class Vehicle def start_engine end def stop_engine end end class Plane < Vehicle def move start_engine … stop_engine end end
If we’re only interested in some part of the behavior of the existing class, a good alternative for inheritance is to use composition. Instead of creating subclasses that inherit every behavior (the ones we need and the ones we don’t need at all), we can isolate the functions we need, and equip our objects in references to them. In such a way, we give up the thought that object is a type of a base object, in favor of the assertion that it contains only some parts of its properties.
Fig. 2 Using the composition
Following this approach we can isolate the code that is responsible for the engine operation to the autonomous class called Engine and place reference to it only in the classes that represent vehicles with engines. Isolating the functions with the use of composition will make the Vehicle class structure simpler and will strengthen the encapsulation of individual classes. Now, the only way the vehicles can have an effect on the engine is to use its public interface, because they won’t have information about its implementation no more. What’s more, it will allow to use different types of engines in different vehicles, and even allow their exchange while the program is running. Of course, using composition is not flawless - we are creating a loosely connected class set, which can be easily extended and is open for modification. But, at the same time, each class is connected to many other classes, and must have information regarding their interfaces.
class Vehicle end class Engine def start end def stop end end class Plane < Vehicle def initialize @engine = Engine.new end def move @engine.start @engine.stop end def change_engine(new_engine) @engine = new_engine end end
Both described approaches have advantages and disadvantages, so how to choose between them? Inheritance is a specialization, so it’s best to apply them only for problems, in which there are “is-a” type relations - so we deal with the real hierarchy of types. Because inheritance tightly links classes together, firstly, we should always consider whether to use composition or not. Composition should be applied for problems in which there are “has-a” type relations - so the class has many parts but it is something more than a set of classes. A plane consists of parts but alone it is something more - it has additional abilities, such as flight. Going further with this example, individual parts can occur in different specialist variants, and then it is a good moment to use inheritance.

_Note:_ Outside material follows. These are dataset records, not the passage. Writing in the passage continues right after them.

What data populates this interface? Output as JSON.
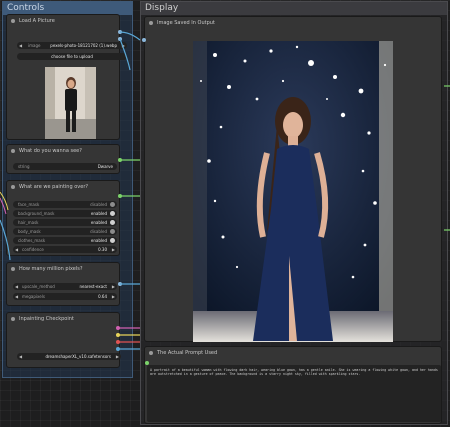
{
  "groups": {
    "controls_title": "Controls",
    "display_title": "Display"
  },
  "load_picture": {
    "title": "Load A Picture",
    "image_label": "image",
    "image_value": "pexels-photo-18121702 (1).webp",
    "upload_label": "choose file to upload"
  },
  "what_see": {
    "title": "What do you wanna see?",
    "string_label": "string",
    "string_value": "Dwarve"
  },
  "painting_over": {
    "title": "What are we painting over?",
    "rows": [
      {
        "label": "face_mask",
        "value": "disabled"
      },
      {
        "label": "background_mask",
        "value": "enabled"
      },
      {
        "label": "hair_mask",
        "value": "enabled"
      },
      {
        "label": "body_mask",
        "value": "disabled"
      },
      {
        "label": "clothes_mask",
        "value": "enabled"
      },
      {
        "label": "confidence",
        "value": "0.30"
      }
    ]
  },
  "million_pixels": {
    "title": "How many million pixels?",
    "upscale_label": "upscale_method",
    "upscale_value": "nearest-exact",
    "megapixels_label": "megapixels",
    "megapixels_value": "0.64"
  },
  "checkpoint": {
    "title": "Inpainting Checkpoint",
    "value": "dreamshaperXL_v10.safetensors"
  },
  "image_saved": {
    "title": "Image Saved In Output"
  },
  "prompt_used": {
    "title": "The Actual Prompt Used",
    "text": "A portrait of a beautiful woman with flowing dark hair, wearing blue gown, has a gentle smile. She is wearing a flowing white gown, and her hands are outstretched in a gesture of peace. The background is a starry night sky, filled with sparkling stars."
  },
  "colors": {
    "group_header": "#3e5a7a",
    "node_bg": "#353535",
    "wire_blue": "#5aa7d6",
    "wire_green": "#7bd36a",
    "wire_yellow": "#e6d35a",
    "wire_red": "#e05454",
    "wire_pink": "#d060b0"
  }
}
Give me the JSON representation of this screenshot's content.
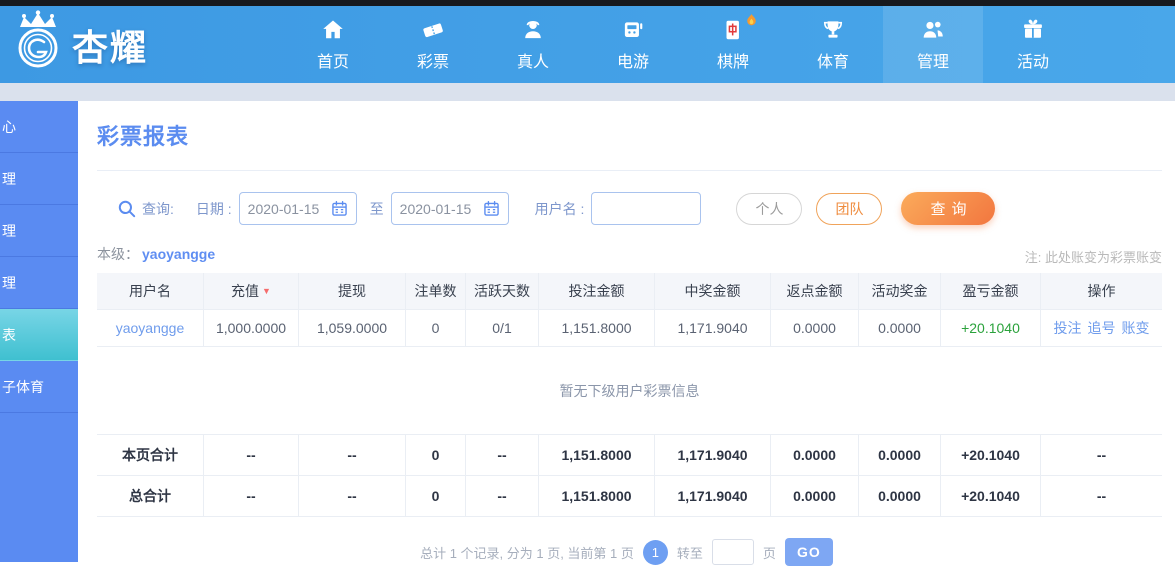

Inheritance as well as composition are only tools that the programmers have at their disposal, so choosing the right tool for a particular problem requires experience. So let’s practice and learn from our mistakes :)